• _Task requirements_: Report each line of the data that contains the string "anime".

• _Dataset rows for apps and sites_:
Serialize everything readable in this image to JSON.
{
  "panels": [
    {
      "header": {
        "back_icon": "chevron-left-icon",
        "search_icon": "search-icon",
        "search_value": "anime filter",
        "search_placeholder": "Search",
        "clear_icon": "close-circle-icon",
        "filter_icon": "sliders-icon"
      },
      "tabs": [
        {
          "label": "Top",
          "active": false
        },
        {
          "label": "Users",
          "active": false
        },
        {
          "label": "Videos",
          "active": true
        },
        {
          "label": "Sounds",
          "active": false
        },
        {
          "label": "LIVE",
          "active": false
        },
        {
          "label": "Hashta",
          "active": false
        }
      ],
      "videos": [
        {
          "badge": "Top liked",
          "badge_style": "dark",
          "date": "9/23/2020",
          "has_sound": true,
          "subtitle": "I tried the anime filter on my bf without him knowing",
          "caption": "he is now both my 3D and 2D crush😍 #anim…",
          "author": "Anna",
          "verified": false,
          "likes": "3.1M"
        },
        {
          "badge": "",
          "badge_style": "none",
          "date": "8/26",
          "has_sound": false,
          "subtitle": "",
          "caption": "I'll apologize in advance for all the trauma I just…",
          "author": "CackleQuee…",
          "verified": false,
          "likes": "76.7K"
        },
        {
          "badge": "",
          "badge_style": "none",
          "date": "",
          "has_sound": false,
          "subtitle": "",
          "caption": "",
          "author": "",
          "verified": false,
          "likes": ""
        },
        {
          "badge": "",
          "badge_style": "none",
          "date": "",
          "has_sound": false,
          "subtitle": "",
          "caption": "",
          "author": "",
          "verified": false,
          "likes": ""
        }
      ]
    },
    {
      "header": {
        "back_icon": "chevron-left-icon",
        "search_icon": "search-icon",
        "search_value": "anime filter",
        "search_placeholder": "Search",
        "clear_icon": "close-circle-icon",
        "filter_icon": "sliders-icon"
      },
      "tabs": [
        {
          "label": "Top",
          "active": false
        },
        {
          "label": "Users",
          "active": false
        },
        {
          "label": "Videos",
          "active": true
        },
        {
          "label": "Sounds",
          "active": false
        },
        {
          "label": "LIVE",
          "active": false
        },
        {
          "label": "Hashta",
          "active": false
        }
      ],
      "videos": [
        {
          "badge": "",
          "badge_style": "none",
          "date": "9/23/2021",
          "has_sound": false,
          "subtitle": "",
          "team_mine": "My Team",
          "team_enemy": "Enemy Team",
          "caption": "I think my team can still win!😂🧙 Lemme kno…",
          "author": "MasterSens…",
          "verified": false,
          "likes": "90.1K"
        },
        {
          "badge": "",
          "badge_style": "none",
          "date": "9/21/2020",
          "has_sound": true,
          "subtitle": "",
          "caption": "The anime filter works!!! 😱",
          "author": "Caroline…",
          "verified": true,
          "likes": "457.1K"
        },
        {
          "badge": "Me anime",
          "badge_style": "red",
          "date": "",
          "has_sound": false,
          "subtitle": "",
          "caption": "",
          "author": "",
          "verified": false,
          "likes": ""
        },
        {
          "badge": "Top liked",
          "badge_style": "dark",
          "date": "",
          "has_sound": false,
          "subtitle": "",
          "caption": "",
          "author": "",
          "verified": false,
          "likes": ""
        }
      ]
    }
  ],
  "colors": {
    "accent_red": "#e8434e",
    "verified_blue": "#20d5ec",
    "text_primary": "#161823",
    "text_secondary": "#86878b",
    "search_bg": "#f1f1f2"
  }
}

• _Response area_:
        "search_value": "anime filter",
          "subtitle": "I tried the anime filter on my bf without him knowing",
        "search_value": "anime filter",
          "caption": "The anime filter works!!! 😱",
          "badge": "Me anime",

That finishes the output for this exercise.